BOZEMAN, Mont. -

Montana Fish, Wildlife and Parks has managed gray wolves since they were delisted in May of 2011. Leaders with FWP tell me they're not surprised to learn of a proposition to end federal protections for wolves and say they're optimistic about state management.

"I think states are equipped to manage the species and conserve wolves," says FWP Region Three Supervisor Pat Flowers.

NBC Montana caught up with Flowers to find out what folks with FWP have learned from their years of management.

He tells us delisting is important to demonstrate the integrity of the endangered species Act. Flowers says there's a greater feeling of ownership when states are in charge, yet, there are also quite a few challenges that come along with that responsibility.

"The biggest challenge is trying to find the right management tool to get the numbers we want," explains Flowers.

Flowers tells us the tool they've found is hunting but they're still figuring out how to effectively structure the season while conserving wolves.
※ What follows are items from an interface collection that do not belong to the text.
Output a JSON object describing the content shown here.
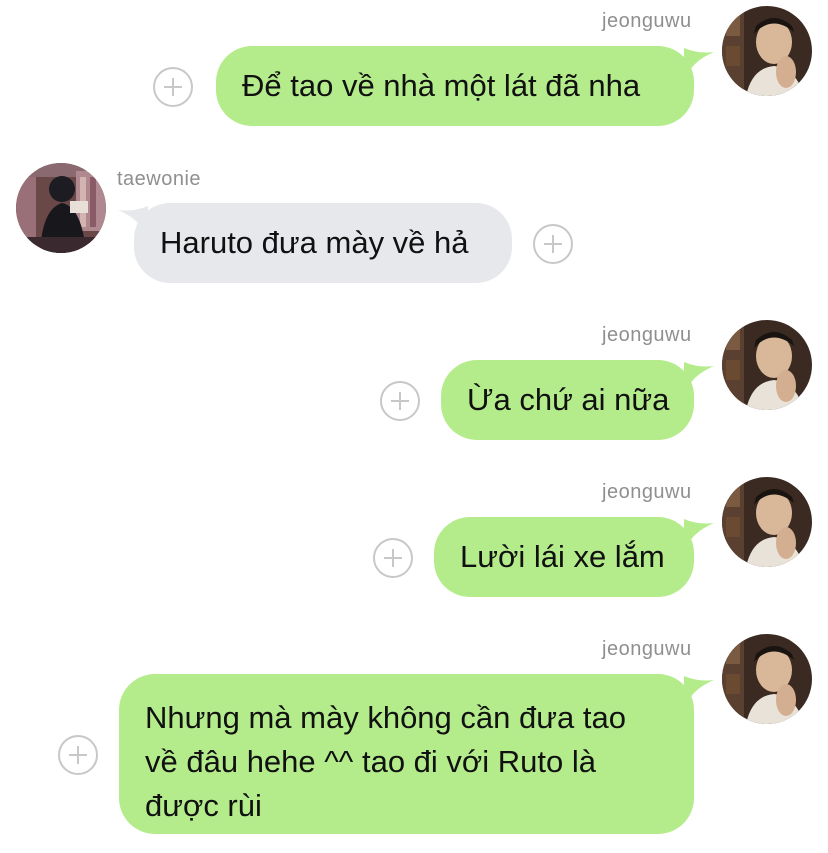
{
  "messages": [
    {
      "sender": "jeonguwu",
      "text": "Để tao về nhà một lát đã nha"
    },
    {
      "sender": "taewonie",
      "text": "Haruto đưa mày về hả"
    },
    {
      "sender": "jeonguwu",
      "text": "Ừa chứ ai nữa"
    },
    {
      "sender": "jeonguwu",
      "text": "Lười lái xe lắm"
    },
    {
      "sender": "jeonguwu",
      "text": "Nhưng mà mày không cần đưa tao về đâu hehe ^^ tao đi với Ruto là được rùi"
    }
  ],
  "colors": {
    "outgoing_bubble": "#b4ec8c",
    "incoming_bubble": "#e7e8ec",
    "username": "#8f8f8f",
    "plus_icon": "#c8c8c8"
  },
  "icons": {
    "react": "plus-icon",
    "avatar_jeonguwu": "avatar-photo",
    "avatar_taewonie": "avatar-photo"
  }
}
"How do we combine that with response to depredation as another means to manage the species on a landscape where there are other uses and to manage it in a way that's complimentary to existing land uses," says Flowers.
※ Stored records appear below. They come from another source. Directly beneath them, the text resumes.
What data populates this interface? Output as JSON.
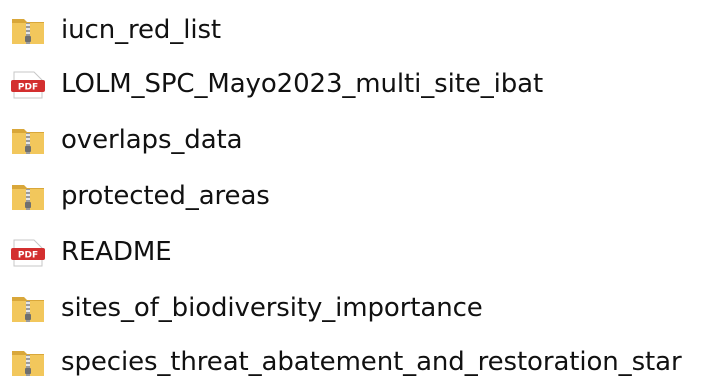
{
  "files": [
    {
      "name": "iucn_red_list",
      "type": "zip-folder",
      "icon": "zip-folder-icon"
    },
    {
      "name": "LOLM_SPC_Mayo2023_multi_site_ibat",
      "type": "pdf",
      "icon": "pdf-icon"
    },
    {
      "name": "overlaps_data",
      "type": "zip-folder",
      "icon": "zip-folder-icon"
    },
    {
      "name": "protected_areas",
      "type": "zip-folder",
      "icon": "zip-folder-icon"
    },
    {
      "name": "README",
      "type": "pdf",
      "icon": "pdf-icon"
    },
    {
      "name": "sites_of_biodiversity_importance",
      "type": "zip-folder",
      "icon": "zip-folder-icon"
    },
    {
      "name": "species_threat_abatement_and_restoration_star",
      "type": "zip-folder",
      "icon": "zip-folder-icon"
    }
  ],
  "colors": {
    "text": "#111111",
    "folder_yellow": "#f2c75c",
    "folder_dark": "#d9a73a",
    "zipper": "#8c8c8c",
    "pdf_red": "#d32f2f"
  },
  "icon_labels": {
    "pdf": "PDF"
  }
}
So what do other states have to look forward to when it comes to managing wolves? "Expect that kind of passion. You have to find a path that probably won't satisfy both sides, but it's considerate of both perspectives," says Flowers.
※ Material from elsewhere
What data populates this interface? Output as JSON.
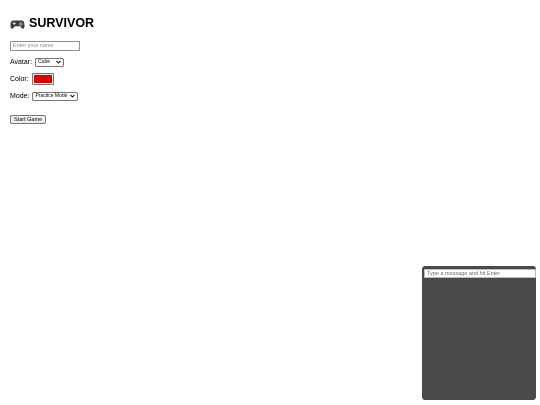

While Flowers says it's still a challenge, he adds they're working through it.

Some scientists and environmental groups say now is not the time to delist gray wolves.

They argue wolves must remain on the list to ensure they can return to parts of their historic range in the Northeast, Pacific Northwest, southern Rockies of Colorado and Utah.